PROBLEM TO WORK ON: Every entry below should be printed exactly.

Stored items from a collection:

★ ★ ★ ★ ★

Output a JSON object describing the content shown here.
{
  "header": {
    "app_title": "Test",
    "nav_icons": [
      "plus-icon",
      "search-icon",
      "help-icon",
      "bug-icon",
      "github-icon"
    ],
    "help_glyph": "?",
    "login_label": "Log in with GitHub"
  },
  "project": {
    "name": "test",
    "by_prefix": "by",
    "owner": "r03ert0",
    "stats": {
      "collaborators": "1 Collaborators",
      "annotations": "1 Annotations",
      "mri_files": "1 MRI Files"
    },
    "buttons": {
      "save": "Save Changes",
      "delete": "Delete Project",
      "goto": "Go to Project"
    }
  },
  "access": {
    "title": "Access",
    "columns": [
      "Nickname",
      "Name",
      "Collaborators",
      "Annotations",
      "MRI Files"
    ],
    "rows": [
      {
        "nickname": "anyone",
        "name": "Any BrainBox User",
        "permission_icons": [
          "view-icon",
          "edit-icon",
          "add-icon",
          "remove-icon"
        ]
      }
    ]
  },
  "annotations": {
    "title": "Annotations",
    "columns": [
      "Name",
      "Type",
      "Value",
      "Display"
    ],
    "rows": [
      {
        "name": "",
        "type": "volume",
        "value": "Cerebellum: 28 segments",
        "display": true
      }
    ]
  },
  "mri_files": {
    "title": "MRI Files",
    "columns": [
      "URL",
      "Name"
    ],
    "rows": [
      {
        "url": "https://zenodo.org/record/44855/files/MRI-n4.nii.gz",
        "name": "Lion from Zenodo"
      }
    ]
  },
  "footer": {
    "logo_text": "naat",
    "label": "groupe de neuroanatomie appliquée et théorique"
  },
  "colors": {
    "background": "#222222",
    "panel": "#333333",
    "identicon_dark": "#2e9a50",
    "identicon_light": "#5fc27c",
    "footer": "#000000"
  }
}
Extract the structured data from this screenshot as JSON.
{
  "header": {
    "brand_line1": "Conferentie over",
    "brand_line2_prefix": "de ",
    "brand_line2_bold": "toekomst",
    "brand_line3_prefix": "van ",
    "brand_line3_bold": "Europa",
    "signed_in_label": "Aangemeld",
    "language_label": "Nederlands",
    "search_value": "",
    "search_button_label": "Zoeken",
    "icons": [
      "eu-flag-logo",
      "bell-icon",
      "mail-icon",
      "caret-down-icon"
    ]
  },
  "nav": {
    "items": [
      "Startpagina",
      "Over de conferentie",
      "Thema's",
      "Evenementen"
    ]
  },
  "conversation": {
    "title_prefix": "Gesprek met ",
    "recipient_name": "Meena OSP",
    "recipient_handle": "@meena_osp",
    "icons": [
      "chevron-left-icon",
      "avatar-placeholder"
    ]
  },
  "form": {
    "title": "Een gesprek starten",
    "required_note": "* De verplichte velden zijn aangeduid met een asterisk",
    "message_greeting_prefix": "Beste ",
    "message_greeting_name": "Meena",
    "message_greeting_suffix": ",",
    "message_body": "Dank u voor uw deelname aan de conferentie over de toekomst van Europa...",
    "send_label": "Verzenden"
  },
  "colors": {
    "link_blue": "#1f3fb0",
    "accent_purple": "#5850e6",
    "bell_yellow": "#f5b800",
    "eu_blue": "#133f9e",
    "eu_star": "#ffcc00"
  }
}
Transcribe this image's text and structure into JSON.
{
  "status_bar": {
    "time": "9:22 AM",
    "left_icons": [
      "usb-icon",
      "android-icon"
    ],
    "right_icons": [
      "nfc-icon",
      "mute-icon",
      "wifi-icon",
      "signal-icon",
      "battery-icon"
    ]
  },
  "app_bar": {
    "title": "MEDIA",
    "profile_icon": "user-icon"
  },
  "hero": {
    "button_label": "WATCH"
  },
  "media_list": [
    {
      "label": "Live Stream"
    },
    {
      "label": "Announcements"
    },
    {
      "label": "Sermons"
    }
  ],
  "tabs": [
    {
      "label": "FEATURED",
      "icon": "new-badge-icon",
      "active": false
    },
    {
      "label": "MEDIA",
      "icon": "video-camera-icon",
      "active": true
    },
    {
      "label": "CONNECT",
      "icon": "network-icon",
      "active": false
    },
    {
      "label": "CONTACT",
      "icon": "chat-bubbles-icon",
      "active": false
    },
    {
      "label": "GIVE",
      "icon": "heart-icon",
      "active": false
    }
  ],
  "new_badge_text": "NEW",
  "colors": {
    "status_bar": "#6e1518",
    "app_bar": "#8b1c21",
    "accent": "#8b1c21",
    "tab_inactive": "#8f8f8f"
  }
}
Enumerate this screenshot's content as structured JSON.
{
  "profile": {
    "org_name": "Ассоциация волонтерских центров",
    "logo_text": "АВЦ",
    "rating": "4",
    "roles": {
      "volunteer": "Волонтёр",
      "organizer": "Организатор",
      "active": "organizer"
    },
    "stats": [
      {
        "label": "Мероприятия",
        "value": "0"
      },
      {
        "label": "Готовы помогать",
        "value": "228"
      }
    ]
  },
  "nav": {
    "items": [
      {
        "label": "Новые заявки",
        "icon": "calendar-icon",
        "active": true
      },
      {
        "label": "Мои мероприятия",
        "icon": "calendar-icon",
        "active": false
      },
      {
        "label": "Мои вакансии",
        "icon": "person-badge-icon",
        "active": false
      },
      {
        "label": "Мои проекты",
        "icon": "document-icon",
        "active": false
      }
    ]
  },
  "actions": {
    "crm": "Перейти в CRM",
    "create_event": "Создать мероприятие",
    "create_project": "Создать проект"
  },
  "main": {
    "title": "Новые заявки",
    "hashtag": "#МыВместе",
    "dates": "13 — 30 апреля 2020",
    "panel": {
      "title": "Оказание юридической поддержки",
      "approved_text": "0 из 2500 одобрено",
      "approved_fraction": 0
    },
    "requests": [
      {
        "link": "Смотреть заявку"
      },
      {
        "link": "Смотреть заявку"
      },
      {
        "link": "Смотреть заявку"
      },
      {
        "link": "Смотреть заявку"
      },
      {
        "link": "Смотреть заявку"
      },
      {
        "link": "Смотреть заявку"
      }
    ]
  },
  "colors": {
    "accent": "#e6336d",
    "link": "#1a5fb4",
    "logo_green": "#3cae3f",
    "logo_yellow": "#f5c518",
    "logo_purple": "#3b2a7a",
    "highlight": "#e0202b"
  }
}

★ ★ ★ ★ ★

EXPECTED ANSWER:
Output a JSON object describing the content shown here.
{
  "header": {
    "app_title": "Test",
    "nav_icons": [
      "plus-icon",
      "search-icon",
      "help-icon",
      "bug-icon",
      "github-icon"
    ],
    "help_glyph": "?",
    "login_label": "Log in with GitHub"
  },
  "project": {
    "name": "test",
    "by_prefix": "by",
    "owner": "r03ert0",
    "stats": {
      "collaborators": "1 Collaborators",
      "annotations": "1 Annotations",
      "mri_files": "1 MRI Files"
    },
    "buttons": {
      "save": "Save Changes",
      "delete": "Delete Project",
      "goto": "Go to Project"
    }
  },
  "access": {
    "title": "Access",
    "columns": [
      "Nickname",
      "Name",
      "Collaborators",
      "Annotations",
      "MRI Files"
    ],
    "rows": [
      {
        "nickname": "anyone",
        "name": "Any BrainBox User",
        "permission_icons": [
          "view-icon",
          "edit-icon",
          "add-icon",
          "remove-icon"
        ]
      }
    ]
  },
  "annotations": {
    "title": "Annotations",
    "columns": [
      "Name",
      "Type",
      "Value",
      "Display"
    ],
    "rows": [
      {
        "name": "",
        "type": "volume",
        "value": "Cerebellum: 28 segments",
        "display": true
      }
    ]
  },
  "mri_files": {
    "title": "MRI Files",
    "columns": [
      "URL",
      "Name"
    ],
    "rows": [
      {
        "url": "https://zenodo.org/record/44855/files/MRI-n4.nii.gz",
        "name": "Lion from Zenodo"
      }
    ]
  },
  "footer": {
    "logo_text": "naat",
    "label": "groupe de neuroanatomie appliquée et théorique"
  },
  "colors": {
    "background": "#222222",
    "panel": "#333333",
    "identicon_dark": "#2e9a50",
    "identicon_light": "#5fc27c",
    "footer": "#000000"
  }
}
Extract the structured data from this screenshot as JSON.
{
  "header": {
    "brand_line1": "Conferentie over",
    "brand_line2_prefix": "de ",
    "brand_line2_bold": "toekomst",
    "brand_line3_prefix": "van ",
    "brand_line3_bold": "Europa",
    "signed_in_label": "Aangemeld",
    "language_label": "Nederlands",
    "search_value": "",
    "search_button_label": "Zoeken",
    "icons": [
      "eu-flag-logo",
      "bell-icon",
      "mail-icon",
      "caret-down-icon"
    ]
  },
  "nav": {
    "items": [
      "Startpagina",
      "Over de conferentie",
      "Thema's",
      "Evenementen"
    ]
  },
  "conversation": {
    "title_prefix": "Gesprek met ",
    "recipient_name": "Meena OSP",
    "recipient_handle": "@meena_osp",
    "icons": [
      "chevron-left-icon",
      "avatar-placeholder"
    ]
  },
  "form": {
    "title": "Een gesprek starten",
    "required_note": "* De verplichte velden zijn aangeduid met een asterisk",
    "message_greeting_prefix": "Beste ",
    "message_greeting_name": "Meena",
    "message_greeting_suffix": ",",
    "message_body": "Dank u voor uw deelname aan de conferentie over de toekomst van Europa...",
    "send_label": "Verzenden"
  },
  "colors": {
    "link_blue": "#1f3fb0",
    "accent_purple": "#5850e6",
    "bell_yellow": "#f5b800",
    "eu_blue": "#133f9e",
    "eu_star": "#ffcc00"
  }
}
Transcribe this image's text and structure into JSON.
{
  "status_bar": {
    "time": "9:22 AM",
    "left_icons": [
      "usb-icon",
      "android-icon"
    ],
    "right_icons": [
      "nfc-icon",
      "mute-icon",
      "wifi-icon",
      "signal-icon",
      "battery-icon"
    ]
  },
  "app_bar": {
    "title": "MEDIA",
    "profile_icon": "user-icon"
  },
  "hero": {
    "button_label": "WATCH"
  },
  "media_list": [
    {
      "label": "Live Stream"
    },
    {
      "label": "Announcements"
    },
    {
      "label": "Sermons"
    }
  ],
  "tabs": [
    {
      "label": "FEATURED",
      "icon": "new-badge-icon",
      "active": false
    },
    {
      "label": "MEDIA",
      "icon": "video-camera-icon",
      "active": true
    },
    {
      "label": "CONNECT",
      "icon": "network-icon",
      "active": false
    },
    {
      "label": "CONTACT",
      "icon": "chat-bubbles-icon",
      "active": false
    },
    {
      "label": "GIVE",
      "icon": "heart-icon",
      "active": false
    }
  ],
  "new_badge_text": "NEW",
  "colors": {
    "status_bar": "#6e1518",
    "app_bar": "#8b1c21",
    "accent": "#8b1c21",
    "tab_inactive": "#8f8f8f"
  }
}
Enumerate this screenshot's content as structured JSON.
{
  "profile": {
    "org_name": "Ассоциация волонтерских центров",
    "logo_text": "АВЦ",
    "rating": "4",
    "roles": {
      "volunteer": "Волонтёр",
      "organizer": "Организатор",
      "active": "organizer"
    },
    "stats": [
      {
        "label": "Мероприятия",
        "value": "0"
      },
      {
        "label": "Готовы помогать",
        "value": "228"
      }
    ]
  },
  "nav": {
    "items": [
      {
        "label": "Новые заявки",
        "icon": "calendar-icon",
        "active": true
      },
      {
        "label": "Мои мероприятия",
        "icon": "calendar-icon",
        "active": false
      },
      {
        "label": "Мои вакансии",
        "icon": "person-badge-icon",
        "active": false
      },
      {
        "label": "Мои проекты",
        "icon": "document-icon",
        "active": false
      }
    ]
  },
  "actions": {
    "crm": "Перейти в CRM",
    "create_event": "Создать мероприятие",
    "create_project": "Создать проект"
  },
  "main": {
    "title": "Новые заявки",
    "hashtag": "#МыВместе",
    "dates": "13 — 30 апреля 2020",
    "panel": {
      "title": "Оказание юридической поддержки",
      "approved_text": "0 из 2500 одобрено",
      "approved_fraction": 0
    },
    "requests": [
      {
        "link": "Смотреть заявку"
      },
      {
        "link": "Смотреть заявку"
      },
      {
        "link": "Смотреть заявку"
      },
      {
        "link": "Смотреть заявку"
      },
      {
        "link": "Смотреть заявку"
      },
      {
        "link": "Смотреть заявку"
      }
    ]
  },
  "colors": {
    "accent": "#e6336d",
    "link": "#1a5fb4",
    "logo_green": "#3cae3f",
    "logo_yellow": "#f5c518",
    "logo_purple": "#3b2a7a",
    "highlight": "#e0202b"
  }
}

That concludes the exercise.